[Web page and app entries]
════

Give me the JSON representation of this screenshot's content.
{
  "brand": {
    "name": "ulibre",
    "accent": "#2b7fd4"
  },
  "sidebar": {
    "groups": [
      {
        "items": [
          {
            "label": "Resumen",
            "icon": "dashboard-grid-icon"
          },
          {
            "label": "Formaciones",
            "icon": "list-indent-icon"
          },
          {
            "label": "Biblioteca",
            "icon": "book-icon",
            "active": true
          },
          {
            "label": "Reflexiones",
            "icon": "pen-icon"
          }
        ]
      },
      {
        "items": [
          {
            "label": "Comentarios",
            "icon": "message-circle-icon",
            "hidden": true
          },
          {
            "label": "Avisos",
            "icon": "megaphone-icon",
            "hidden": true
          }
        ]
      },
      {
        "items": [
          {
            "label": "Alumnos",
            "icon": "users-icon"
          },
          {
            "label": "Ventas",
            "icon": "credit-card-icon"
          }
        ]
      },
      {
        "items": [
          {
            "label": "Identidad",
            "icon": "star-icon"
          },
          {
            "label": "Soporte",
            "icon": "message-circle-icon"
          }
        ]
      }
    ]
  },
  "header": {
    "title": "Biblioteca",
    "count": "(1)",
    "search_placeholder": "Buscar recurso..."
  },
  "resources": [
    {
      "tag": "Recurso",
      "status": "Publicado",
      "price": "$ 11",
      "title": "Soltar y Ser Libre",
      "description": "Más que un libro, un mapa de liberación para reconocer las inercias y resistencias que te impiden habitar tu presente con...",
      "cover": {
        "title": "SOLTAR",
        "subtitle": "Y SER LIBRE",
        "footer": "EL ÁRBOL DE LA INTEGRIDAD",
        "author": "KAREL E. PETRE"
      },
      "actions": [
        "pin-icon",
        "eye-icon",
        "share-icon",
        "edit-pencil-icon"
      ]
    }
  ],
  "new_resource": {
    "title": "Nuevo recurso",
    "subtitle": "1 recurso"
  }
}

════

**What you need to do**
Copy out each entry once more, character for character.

**Output of the task**
Give me the JSON representation of this screenshot's content.
{
  "brand": {
    "name": "ulibre",
    "accent": "#2b7fd4"
  },
  "sidebar": {
    "groups": [
      {
        "items": [
          {
            "label": "Resumen",
            "icon": "dashboard-grid-icon"
          },
          {
            "label": "Formaciones",
            "icon": "list-indent-icon"
          },
          {
            "label": "Biblioteca",
            "icon": "book-icon",
            "active": true
          },
          {
            "label": "Reflexiones",
            "icon": "pen-icon"
          }
        ]
      },
      {
        "items": [
          {
            "label": "Comentarios",
            "icon": "message-circle-icon",
            "hidden": true
          },
          {
            "label": "Avisos",
            "icon": "megaphone-icon",
            "hidden": true
          }
        ]
      },
      {
        "items": [
          {
            "label": "Alumnos",
            "icon": "users-icon"
          },
          {
            "label": "Ventas",
            "icon": "credit-card-icon"
          }
        ]
      },
      {
        "items": [
          {
            "label": "Identidad",
            "icon": "star-icon"
          },
          {
            "label": "Soporte",
            "icon": "message-circle-icon"
          }
        ]
      }
    ]
  },
  "header": {
    "title": "Biblioteca",
    "count": "(1)",
    "search_placeholder": "Buscar recurso..."
  },
  "resources": [
    {
      "tag": "Recurso",
      "status": "Publicado",
      "price": "$ 11",
      "title": "Soltar y Ser Libre",
      "description": "Más que un libro, un mapa de liberación para reconocer las inercias y resistencias que te impiden habitar tu presente con...",
      "cover": {
        "title": "SOLTAR",
        "subtitle": "Y SER LIBRE",
        "footer": "EL ÁRBOL DE LA INTEGRIDAD",
        "author": "KAREL E. PETRE"
      },
      "actions": [
        "pin-icon",
        "eye-icon",
        "share-icon",
        "edit-pencil-icon"
      ]
    }
  ],
  "new_resource": {
    "title": "Nuevo recurso",
    "subtitle": "1 recurso"
  }
}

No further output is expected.